Jesus’s admonition to Simon the Pharisee also made it clear that we should never make harsh and cruel judgment of our neighbor, because we are all in need of understanding and mercy for our imperfections from our loving Heavenly Father. Wasn’t this exactly what the Savior taught on another occasion when He said, “And why beholdest thou the mote that is in thy brother’s eye, but considerest not the beam that is in thine own eye?”13
We need to consider that it is not easy to understand all the circumstances that contribute to someone’s attitude or reaction. Appearances can be deceptive and oftentimes do not represent an accurate measurement of someone’s behavior. Unlike you and me, Christ is capable of clearly seeing all facets of a given situation.14 Even knowing all our weaknesses as He does, the Savior does not rashly condemn us but continues to work with us compassionately over time, helping us to remove the beam from our eye. Jesus always looks on the heart and not on the appearance.15 He Himself declared, “Judge not according to the appearance.”16
Now, consider the Savior’s wise counsel to the twelve Nephite disciples regarding this question:
“And know ye that ye shall be judges of this people, according to the judgment which I shall give unto you, which shall be just. Therefore, what manner of men ought ye to be? Verily I say unto you, even as I am.”17
“Therefore I would that ye should be perfect even as I, or your Father who is in heaven is perfect.”18
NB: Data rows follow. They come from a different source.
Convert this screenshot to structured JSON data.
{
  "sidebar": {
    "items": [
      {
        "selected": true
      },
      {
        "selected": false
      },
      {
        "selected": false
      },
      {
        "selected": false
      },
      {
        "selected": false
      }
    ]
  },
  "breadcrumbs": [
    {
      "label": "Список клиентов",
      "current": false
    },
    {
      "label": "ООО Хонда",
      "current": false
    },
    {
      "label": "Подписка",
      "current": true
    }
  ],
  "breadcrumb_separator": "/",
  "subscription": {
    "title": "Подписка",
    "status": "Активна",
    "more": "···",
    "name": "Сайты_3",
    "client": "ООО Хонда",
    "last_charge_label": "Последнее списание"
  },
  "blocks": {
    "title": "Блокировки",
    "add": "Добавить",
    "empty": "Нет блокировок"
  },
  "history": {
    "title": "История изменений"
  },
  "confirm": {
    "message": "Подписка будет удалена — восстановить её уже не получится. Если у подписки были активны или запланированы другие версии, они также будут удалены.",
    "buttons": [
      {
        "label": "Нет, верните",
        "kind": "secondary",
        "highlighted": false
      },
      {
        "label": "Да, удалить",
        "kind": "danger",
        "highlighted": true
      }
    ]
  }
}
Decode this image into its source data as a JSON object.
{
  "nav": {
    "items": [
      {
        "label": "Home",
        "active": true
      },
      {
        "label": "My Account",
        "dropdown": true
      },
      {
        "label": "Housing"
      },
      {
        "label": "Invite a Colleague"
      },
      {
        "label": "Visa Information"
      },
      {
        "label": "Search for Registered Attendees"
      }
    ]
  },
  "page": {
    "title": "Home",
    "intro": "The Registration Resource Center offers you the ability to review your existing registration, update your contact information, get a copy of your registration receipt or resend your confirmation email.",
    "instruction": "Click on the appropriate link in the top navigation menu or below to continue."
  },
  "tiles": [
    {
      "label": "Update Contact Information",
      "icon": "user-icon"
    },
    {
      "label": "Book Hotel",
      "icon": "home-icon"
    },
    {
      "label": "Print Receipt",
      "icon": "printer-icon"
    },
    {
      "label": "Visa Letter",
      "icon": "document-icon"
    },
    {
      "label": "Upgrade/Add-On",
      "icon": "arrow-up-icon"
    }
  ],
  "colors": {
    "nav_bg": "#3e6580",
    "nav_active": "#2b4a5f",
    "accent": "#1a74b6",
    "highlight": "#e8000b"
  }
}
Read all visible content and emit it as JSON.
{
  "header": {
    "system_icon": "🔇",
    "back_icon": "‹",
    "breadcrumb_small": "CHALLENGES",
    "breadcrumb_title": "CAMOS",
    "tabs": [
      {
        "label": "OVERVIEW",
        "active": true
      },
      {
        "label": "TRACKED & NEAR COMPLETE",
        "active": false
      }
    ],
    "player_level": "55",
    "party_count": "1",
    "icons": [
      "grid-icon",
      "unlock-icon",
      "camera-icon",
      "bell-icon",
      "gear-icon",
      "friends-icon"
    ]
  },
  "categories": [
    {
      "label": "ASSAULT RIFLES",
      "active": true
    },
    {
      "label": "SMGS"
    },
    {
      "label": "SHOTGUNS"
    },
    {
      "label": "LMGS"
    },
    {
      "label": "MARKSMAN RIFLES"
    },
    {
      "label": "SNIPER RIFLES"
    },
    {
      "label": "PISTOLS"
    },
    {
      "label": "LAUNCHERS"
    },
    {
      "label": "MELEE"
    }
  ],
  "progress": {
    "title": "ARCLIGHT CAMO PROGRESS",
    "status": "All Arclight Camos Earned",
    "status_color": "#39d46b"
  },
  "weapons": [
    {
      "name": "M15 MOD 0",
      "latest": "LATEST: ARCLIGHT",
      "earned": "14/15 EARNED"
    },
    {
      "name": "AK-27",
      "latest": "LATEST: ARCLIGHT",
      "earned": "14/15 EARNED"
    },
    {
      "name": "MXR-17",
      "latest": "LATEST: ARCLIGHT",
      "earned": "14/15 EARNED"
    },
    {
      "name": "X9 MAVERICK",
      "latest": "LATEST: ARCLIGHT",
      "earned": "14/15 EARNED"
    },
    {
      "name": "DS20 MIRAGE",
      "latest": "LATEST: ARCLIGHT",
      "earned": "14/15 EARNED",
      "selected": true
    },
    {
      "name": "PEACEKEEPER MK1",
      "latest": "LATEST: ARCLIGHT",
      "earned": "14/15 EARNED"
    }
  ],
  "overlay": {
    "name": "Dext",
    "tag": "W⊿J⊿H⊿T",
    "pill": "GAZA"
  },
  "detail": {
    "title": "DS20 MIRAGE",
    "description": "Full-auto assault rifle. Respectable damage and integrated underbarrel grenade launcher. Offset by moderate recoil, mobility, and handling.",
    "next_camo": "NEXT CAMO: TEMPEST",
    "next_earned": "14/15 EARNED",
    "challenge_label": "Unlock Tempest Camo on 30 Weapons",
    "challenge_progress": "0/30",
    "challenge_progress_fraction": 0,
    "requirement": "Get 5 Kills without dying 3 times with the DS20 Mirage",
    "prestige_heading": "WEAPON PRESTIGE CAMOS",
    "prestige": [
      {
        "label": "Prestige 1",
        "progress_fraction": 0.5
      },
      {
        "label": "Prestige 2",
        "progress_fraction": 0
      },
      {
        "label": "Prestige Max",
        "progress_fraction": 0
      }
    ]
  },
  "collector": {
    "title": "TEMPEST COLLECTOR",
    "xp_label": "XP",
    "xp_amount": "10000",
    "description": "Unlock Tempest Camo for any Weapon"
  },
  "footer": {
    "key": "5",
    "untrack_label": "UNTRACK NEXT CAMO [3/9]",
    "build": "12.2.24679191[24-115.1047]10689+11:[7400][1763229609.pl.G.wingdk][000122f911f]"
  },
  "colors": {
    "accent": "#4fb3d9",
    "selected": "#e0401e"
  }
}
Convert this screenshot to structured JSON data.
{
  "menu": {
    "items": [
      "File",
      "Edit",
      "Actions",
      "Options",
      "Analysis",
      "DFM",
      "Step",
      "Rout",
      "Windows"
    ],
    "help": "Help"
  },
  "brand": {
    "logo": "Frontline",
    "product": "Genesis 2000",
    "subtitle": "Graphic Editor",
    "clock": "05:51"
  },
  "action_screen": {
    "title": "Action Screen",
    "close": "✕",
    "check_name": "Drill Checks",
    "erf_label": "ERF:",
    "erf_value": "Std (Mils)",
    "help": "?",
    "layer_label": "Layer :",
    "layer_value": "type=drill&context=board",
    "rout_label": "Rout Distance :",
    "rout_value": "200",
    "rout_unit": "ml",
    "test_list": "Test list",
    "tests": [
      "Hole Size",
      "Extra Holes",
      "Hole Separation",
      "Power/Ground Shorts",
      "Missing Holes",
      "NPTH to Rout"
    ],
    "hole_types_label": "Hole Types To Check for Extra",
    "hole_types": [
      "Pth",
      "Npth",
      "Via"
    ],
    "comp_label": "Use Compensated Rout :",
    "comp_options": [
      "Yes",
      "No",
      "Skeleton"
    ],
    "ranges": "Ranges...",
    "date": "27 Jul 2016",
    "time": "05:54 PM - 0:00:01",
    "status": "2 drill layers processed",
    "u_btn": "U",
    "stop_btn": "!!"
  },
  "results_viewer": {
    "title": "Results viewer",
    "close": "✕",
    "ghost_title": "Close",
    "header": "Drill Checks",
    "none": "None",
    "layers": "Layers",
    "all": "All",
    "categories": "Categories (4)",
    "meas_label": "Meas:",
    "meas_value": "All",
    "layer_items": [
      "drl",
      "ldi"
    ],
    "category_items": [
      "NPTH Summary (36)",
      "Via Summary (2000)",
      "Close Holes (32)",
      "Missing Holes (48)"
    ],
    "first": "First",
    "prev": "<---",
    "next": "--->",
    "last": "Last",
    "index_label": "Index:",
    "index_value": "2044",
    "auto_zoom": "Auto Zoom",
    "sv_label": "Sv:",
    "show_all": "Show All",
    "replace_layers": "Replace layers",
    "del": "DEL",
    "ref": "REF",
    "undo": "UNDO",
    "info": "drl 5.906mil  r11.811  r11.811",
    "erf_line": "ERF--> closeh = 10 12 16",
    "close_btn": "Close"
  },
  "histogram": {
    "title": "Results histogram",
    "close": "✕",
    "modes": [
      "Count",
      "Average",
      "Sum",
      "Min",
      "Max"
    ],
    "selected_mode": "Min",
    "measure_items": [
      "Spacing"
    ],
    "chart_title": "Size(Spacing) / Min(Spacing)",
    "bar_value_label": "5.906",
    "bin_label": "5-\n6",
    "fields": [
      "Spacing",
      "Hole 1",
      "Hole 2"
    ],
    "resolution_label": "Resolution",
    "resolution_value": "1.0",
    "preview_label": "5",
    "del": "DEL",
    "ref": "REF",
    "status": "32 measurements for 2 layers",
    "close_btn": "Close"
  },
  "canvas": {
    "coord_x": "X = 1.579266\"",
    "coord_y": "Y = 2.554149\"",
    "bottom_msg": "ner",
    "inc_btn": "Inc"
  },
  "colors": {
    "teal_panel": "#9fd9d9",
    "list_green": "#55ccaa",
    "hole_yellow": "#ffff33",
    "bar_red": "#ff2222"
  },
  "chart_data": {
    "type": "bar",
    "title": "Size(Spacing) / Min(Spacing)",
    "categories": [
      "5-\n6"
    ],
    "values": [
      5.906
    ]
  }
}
In this context, the Lord fixes judgment upon those who take it upon themselves to judge the supposed shortcomings of others unrighteously. In order to qualify ourselves to make righteous judgments, we must strive to become like the Savior and look at the imperfections of individuals compassionately, even through His eyes. Considering we still have a long way to go to reach perfection, perhaps it would be better if we sit at Jesus’s feet and plead for mercy for our own imperfections, as did the repentant woman in the Pharisee’s house, and not spend so much time and energy fixating on the perceived imperfections of others.
My dear friends, I testify that as we strive to incorporate the Savior’s compassionate example into our lives, our capacity to compliment the virtues of our neighbors will increase and our natural instinct to judge their imperfections will decrease. Our communion with God will grow, and certainly our lives will become sweeter, our feelings more tender, and we will find a never-ending source of happiness. We will be known as peacemakers,19 whose words are as gentle as the dew of a spring morning.
I pray that we will become more long-suffering and understanding of others and that the Lord’s mercy will, in perfect meekness, soothe our impatience with their imperfections. This is the Savior’s invitation to us. I testify that He lives. He is the perfect model of merciful and patient discipleship. I bear my testimony of these truths in the holy name of the Savior Jesus Christ, amen.